The built-in function
staticmethod() converts a method to a static method. The function to be converted is passed as a parameter and the static conversion of the method is returned.
This function has several applications, one use case is the generation of a new static method from an existing instance method. A static method differs from a class or instance method in that it can’t modify the class or instance. These methods serve to impose a tighter scope over a given functionality and are used to signal the design intention and use of the class.
Note: While use of this built-in function was common in older versions of Python, it is considered more Pythonic to use the @staticmethod decorator to define static methods.

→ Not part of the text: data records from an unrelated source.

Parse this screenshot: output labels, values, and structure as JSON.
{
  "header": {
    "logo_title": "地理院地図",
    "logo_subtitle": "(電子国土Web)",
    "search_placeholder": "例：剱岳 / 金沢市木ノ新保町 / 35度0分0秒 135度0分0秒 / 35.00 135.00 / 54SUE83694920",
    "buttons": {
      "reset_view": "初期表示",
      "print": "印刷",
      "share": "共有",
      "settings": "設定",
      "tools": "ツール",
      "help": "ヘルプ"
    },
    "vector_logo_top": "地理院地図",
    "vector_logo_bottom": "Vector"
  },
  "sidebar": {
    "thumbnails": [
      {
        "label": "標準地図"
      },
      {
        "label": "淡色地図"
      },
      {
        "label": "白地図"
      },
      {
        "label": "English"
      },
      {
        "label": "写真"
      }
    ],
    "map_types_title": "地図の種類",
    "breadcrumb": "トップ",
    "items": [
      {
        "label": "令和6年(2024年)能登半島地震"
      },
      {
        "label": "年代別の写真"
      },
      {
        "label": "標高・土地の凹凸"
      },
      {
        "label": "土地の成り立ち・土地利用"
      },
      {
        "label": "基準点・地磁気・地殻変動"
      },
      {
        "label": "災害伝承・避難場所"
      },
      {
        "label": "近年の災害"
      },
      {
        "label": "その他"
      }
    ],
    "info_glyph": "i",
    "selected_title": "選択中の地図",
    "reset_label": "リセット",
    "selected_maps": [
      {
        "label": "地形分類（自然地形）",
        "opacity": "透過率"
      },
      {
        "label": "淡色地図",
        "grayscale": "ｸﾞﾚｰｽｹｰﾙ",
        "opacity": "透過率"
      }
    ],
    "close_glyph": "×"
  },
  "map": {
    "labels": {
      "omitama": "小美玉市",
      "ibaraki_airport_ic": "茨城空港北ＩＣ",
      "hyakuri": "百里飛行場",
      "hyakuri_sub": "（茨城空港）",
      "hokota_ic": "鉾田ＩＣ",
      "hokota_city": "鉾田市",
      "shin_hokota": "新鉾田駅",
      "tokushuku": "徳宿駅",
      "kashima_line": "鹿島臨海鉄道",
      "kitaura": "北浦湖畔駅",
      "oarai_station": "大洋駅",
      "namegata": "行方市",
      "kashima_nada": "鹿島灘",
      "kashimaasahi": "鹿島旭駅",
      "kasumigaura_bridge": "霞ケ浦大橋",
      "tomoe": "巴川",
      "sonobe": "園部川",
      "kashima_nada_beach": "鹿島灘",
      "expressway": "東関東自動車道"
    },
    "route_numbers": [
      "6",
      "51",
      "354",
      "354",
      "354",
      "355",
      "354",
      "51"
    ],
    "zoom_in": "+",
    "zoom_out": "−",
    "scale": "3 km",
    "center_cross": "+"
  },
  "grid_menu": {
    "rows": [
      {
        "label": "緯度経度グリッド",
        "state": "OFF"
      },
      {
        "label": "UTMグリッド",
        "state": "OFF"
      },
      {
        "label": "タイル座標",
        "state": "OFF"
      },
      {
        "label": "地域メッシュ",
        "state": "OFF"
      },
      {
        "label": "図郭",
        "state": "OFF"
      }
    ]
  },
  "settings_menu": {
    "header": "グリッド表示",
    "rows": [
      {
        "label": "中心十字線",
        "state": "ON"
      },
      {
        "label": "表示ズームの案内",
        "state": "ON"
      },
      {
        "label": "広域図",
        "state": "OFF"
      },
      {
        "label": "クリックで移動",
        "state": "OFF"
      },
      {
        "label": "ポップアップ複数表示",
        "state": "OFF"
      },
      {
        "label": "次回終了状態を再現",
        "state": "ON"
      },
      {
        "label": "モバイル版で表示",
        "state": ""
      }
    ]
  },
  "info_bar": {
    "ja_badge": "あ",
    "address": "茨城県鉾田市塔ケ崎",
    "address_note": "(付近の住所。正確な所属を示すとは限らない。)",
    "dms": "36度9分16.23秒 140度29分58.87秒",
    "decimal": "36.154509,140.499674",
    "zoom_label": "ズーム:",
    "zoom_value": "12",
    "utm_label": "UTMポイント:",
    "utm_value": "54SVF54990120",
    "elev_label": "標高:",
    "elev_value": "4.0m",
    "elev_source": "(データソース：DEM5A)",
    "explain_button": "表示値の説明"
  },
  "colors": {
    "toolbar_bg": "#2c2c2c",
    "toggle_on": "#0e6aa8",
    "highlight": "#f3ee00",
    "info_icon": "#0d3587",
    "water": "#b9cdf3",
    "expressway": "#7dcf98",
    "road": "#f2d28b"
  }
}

staticmethod() to convert the print_welcome method in the
Codecademy class to a static method:
class Codecademy:def print_welcome(name):print("Welcome to...", name)# Converting to static methodCodecademy.print_welcome = staticmethod(Codecademy.print_welcome)# Calling as a static method by the classCodecademy.print_welcome("Codecademy")# Calling as a static method by the objectCodecademy().print_welcome("Codecademy")

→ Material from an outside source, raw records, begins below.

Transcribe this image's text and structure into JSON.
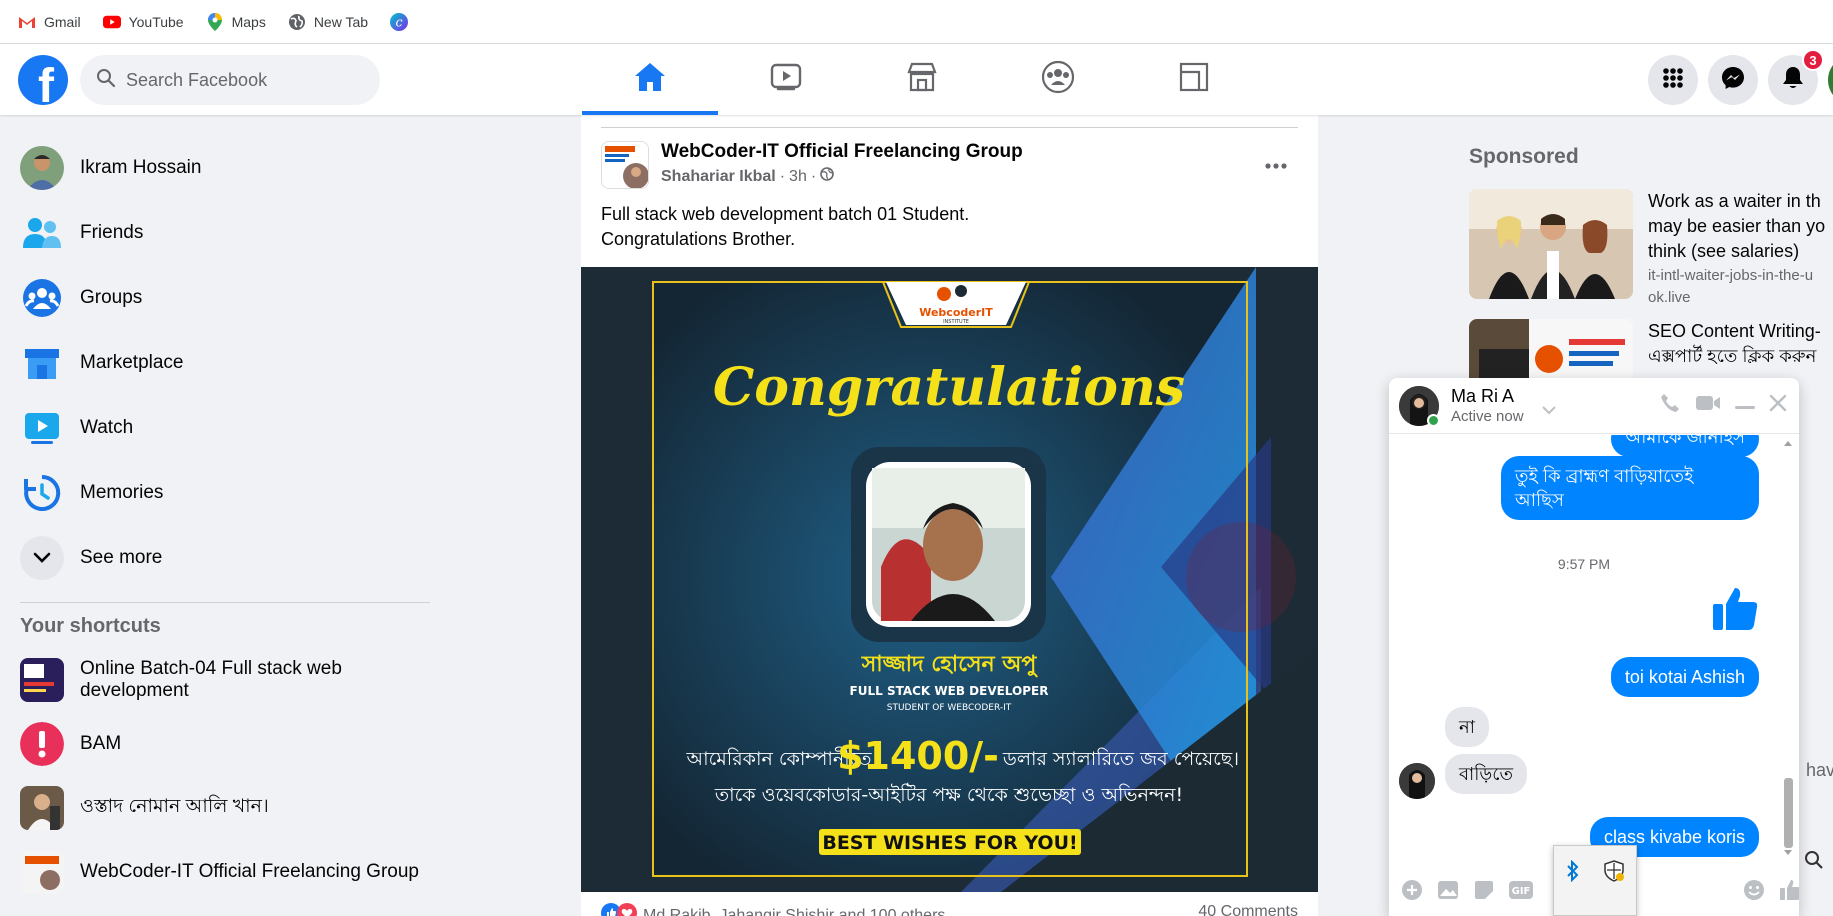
{
  "bookmarks": [
    {
      "label": "Gmail",
      "icon": "gmail-icon"
    },
    {
      "label": "YouTube",
      "icon": "youtube-icon"
    },
    {
      "label": "Maps",
      "icon": "maps-icon"
    },
    {
      "label": "New Tab",
      "icon": "globe-icon"
    },
    {
      "label": "",
      "icon": "canva-icon"
    }
  ],
  "topnav": {
    "search_placeholder": "Search Facebook",
    "notification_count": "3",
    "brand_color": "#1877f2"
  },
  "leftnav": {
    "items": [
      {
        "label": "Ikram Hossain",
        "icon": "profile-avatar"
      },
      {
        "label": "Friends",
        "icon": "friends-icon"
      },
      {
        "label": "Groups",
        "icon": "groups-icon"
      },
      {
        "label": "Marketplace",
        "icon": "marketplace-icon"
      },
      {
        "label": "Watch",
        "icon": "watch-icon"
      },
      {
        "label": "Memories",
        "icon": "memories-icon"
      },
      {
        "label": "See more",
        "icon": "chevron-down-icon"
      }
    ],
    "shortcuts_title": "Your shortcuts",
    "shortcuts": [
      {
        "label": "Online Batch-04 Full stack web development"
      },
      {
        "label": "BAM"
      },
      {
        "label": "ওস্তাদ নোমান আলি খান।"
      },
      {
        "label": "WebCoder-IT Official Freelancing Group"
      }
    ]
  },
  "post": {
    "group": "WebCoder-IT Official Freelancing Group",
    "author": "Shahariar Ikbal",
    "time": "3h",
    "text_line1": "Full stack web development batch 01 Student.",
    "text_line2": "Congratulations Brother.",
    "image": {
      "brand": "WebcoderIT",
      "brand_sub": "INSTITUTE",
      "heading": "Congratulations",
      "name": "সাজ্জাদ হোসেন অপু",
      "role": "FULL STACK WEB DEVELOPER",
      "sub_role": "STUDENT OF WEBCODER-IT",
      "line1_pre": "আমেরিকান কোম্পানীতে",
      "line1_amount": "$1400/-",
      "line1_post": "ডলার স্যালারিতে জব পেয়েছে।",
      "line2": "তাকে ওয়েবকোডার-আইটির পক্ষ থেকে শুভেচ্ছা ও অভিনন্দন!",
      "banner": "BEST WISHES FOR YOU!"
    },
    "reactions": "Md Rakib, Jahangir Shishir and 100 others",
    "comments": "40 Comments"
  },
  "sponsored": {
    "title": "Sponsored",
    "ads": [
      {
        "title_lines": [
          "Work as a waiter in th",
          "may be easier than yo",
          "think (see salaries)"
        ],
        "url_lines": [
          "it-intl-waiter-jobs-in-the-u",
          "ok.live"
        ]
      },
      {
        "title_lines": [
          "SEO Content Writing-",
          "এক্সপার্ট হতে ক্লিক করুন"
        ],
        "url_lines": []
      }
    ]
  },
  "chat": {
    "name": "Ma Ri A",
    "status": "Active now",
    "messages": {
      "out1_partial": "আমাকে জানাইস",
      "out2_line1": "তুই কি ব্রাহ্মণ বাড়িয়াতেই",
      "out2_line2": "আছিস",
      "time": "9:57 PM",
      "out3": "toi kotai Ashish",
      "in1": "না",
      "in2": "বাড়িতে",
      "out4_partial": "class kivabe koris"
    }
  },
  "edge_text": {
    "have": "have"
  }
}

staticmethod() to create a static method in
Codecademy class from an external function:
def print_hello():print("Hello, I'm not from the class")class Codecademy:#converting print_hello to a static function and assigning to a method in Codecademy classcodecademy_hello = staticmethod(print_hello)#calling codecademy_hello as a static methodCodecademy.codecademy_hello()

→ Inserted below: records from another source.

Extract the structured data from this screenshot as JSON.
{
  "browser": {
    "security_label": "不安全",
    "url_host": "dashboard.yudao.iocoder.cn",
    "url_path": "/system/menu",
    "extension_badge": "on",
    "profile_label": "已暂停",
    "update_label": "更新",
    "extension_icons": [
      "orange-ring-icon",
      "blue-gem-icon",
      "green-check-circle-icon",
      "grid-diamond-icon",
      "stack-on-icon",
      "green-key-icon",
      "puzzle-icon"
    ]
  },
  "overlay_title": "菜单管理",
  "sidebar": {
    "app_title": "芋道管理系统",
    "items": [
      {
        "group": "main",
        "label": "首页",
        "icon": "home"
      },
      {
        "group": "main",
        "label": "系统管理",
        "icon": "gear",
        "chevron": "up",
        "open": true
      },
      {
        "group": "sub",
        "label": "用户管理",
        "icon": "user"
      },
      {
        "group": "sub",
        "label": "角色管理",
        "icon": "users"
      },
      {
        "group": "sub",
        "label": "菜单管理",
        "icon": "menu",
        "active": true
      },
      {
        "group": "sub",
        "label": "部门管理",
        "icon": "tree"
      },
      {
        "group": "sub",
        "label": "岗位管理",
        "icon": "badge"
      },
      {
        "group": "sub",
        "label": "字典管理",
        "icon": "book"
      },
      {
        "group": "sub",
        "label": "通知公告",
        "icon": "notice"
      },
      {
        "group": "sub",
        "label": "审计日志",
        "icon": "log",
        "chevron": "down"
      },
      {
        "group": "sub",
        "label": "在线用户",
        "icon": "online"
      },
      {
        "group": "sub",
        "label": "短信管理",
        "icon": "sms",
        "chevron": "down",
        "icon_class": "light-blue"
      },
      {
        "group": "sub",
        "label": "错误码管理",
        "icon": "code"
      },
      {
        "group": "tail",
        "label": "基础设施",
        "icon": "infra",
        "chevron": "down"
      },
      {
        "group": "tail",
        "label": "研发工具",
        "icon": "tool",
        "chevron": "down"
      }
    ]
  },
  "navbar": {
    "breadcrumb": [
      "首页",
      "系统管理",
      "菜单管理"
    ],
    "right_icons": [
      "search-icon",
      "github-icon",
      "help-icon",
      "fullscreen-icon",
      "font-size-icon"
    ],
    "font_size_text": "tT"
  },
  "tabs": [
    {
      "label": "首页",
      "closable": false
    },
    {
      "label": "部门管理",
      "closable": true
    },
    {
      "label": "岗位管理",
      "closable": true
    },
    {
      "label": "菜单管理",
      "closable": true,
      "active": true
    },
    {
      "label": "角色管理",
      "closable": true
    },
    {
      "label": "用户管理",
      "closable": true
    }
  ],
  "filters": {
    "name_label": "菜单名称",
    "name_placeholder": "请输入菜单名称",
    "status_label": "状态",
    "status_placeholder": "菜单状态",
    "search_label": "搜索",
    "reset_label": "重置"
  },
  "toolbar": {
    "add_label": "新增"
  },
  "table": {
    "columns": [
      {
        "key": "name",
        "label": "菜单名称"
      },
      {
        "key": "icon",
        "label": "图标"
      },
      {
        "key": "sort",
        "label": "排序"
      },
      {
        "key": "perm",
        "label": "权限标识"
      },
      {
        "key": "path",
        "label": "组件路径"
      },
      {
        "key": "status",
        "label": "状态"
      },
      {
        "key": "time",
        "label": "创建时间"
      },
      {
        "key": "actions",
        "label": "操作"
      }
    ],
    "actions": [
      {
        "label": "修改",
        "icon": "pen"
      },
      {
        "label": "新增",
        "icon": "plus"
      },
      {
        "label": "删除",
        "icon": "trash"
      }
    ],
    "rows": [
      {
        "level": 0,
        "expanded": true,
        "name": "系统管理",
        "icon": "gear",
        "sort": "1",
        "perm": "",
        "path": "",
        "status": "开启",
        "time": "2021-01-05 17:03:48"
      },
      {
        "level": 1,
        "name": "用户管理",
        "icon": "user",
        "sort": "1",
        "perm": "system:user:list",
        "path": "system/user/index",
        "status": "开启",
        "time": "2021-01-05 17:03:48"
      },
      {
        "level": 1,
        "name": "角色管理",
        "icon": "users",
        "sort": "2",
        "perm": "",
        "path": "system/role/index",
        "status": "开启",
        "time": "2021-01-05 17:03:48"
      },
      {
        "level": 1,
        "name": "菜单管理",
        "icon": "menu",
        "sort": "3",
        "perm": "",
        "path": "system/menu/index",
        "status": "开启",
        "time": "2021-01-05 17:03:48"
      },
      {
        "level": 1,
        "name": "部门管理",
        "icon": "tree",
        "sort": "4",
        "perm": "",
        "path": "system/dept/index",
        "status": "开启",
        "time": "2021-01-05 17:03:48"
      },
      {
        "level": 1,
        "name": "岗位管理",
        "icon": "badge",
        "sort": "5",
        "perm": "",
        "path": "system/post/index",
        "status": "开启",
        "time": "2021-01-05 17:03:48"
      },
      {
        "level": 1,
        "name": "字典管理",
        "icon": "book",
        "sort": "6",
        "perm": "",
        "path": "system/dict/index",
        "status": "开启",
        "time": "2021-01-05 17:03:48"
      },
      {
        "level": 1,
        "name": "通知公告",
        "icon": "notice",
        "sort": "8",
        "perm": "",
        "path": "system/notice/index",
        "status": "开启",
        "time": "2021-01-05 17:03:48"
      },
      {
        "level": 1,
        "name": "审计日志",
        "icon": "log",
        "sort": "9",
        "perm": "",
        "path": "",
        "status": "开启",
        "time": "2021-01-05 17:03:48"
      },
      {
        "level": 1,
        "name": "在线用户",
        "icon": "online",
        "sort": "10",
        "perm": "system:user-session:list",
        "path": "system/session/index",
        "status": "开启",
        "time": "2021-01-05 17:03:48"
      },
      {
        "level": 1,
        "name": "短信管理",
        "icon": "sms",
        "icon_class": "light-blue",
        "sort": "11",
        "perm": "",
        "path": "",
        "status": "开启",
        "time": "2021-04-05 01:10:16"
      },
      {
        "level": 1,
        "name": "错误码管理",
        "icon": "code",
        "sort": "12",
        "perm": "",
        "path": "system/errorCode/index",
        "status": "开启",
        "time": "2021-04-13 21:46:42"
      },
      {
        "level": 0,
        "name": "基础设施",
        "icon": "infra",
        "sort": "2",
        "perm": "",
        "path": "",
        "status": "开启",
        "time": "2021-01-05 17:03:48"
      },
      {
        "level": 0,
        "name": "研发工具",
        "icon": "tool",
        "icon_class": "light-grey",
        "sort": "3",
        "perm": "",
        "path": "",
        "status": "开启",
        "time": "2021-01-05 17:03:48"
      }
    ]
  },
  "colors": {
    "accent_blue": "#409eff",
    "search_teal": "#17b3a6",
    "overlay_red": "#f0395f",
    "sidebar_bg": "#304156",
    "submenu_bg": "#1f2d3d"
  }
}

staticmethod() to create a static function from a method in the
Codecademy class and call the function on its own:
class Codecademy:def print_welcome(name):print("Welcome to...", name)# Converting to static methodnew_welcome = staticmethod(Codecademy.print_welcome)# Calling new_welcomenew_welcome("Codecademy")